By: Conference Board of Canada
Canada’s wood products manufacturers are on track to post pre-tax profits of $1.4 billion this year – their highest levels since 2004, according to The Conference Board of Canada’s Canadian Industrial Outlook: Canada’s Wood Products Manufacturing Industry. Going forward, however, the imposition of U.S. duties on softwood lumber will slow export growth and weigh on the industry’s bottom line.
“With no end in sight for the longstanding trade dispute between the U.S. and Canada on softwood lumber and increasingly protectionist sentiment south of the border, it is more likely that Canadian producers will face trade action by the U.S. and heightened restrictions in the coming year,” said Michael Burt, Director, Industrial Trends. “Trade action will likely come in the form of import duties, which would increase the costs of exporting to the U.S. With softwood lumber accounting for more than half of industry’s wood product exports to the U.S., various producers must evaluate whether they can continue to export to the U.S. profitably.”
- After seeing pre-tax profits shrink in 2015, wood products manufacturers can expect to see pre-tax profits reach $1.4 billion this year.
- With no new agreement in sight, it is increasingly likely that Canadian producers will face heightened restrictions on lumber exports to the U.S. in the coming year.
- In addition to potential trade protectionism from the U.S., the Canadian lumber industry will have to contend with decreased demand from China and an aging workforce.
The anticipated imposition of duties by the U.S. on Canadian lumber will have numerous implications for the wood products industry. In the near-term, duties are expected to cut Canada’s shipments to the United States. However, the severity of the production cuts will depend on factors such as the location and size of the sawmills. Producers in Central and Eastern Canada are heavily dependent on U.S. demand. In the case of Ontario, over 95 per cent of wood exports are destined south of the border. Smaller firms will also face greater difficulties in adapting to the new import duties as they typically have less ability to redirect production to distant markets.
Western Canadian producers will also be made worse off by the new tariff, but in contrast to the rest of Canada, B.C. producers have made great inroads in diversifying their trading partners, with more than one-third of its wood product exports destined for markets beyond the U.S. Moreover, large companies have been able to make significant investments in U.S. mills, diversification that should allow these companies to better manage the duties when they come into play.

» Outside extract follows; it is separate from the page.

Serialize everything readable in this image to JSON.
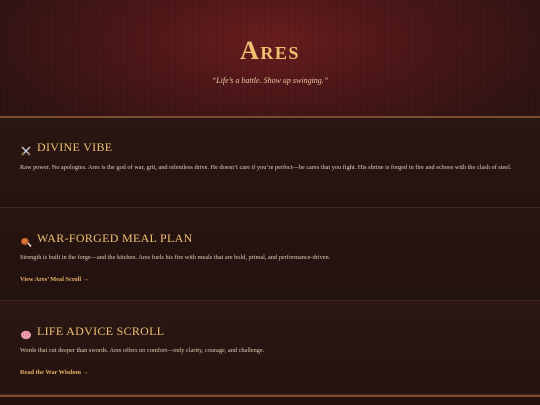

Current economic conditions also play a role. In the current economic climate, a relatively healthy U.S. economy is supporting a strong housing market, with housing starts forecast to grow to 1.79 million units by 2021. Domestic American firms would likely only satisfy 65 to 70 per cent of U.S. lumber demand. As a result, the U.S. will continue to need to source a decent portion of their lumber demand through imports.
Revenues will record a sturdy gain in 2016 as both production and prices are forecast to push higher, resulting in an uptick in industry margins and profitability this year. Starting in 2017, the financial picture of the industry is expected to moderate, as the imposition of U.S. duties on softwood lumber slow export growth and weigh on industry margins. But barring the outright imposition of quota restrictions in the U.S. market, stronger housing demand south of the border should continue to provide underlying support for Canada’s wood products manufacturers and allow the industry to register a stronger financial performance between 2018 and 2021.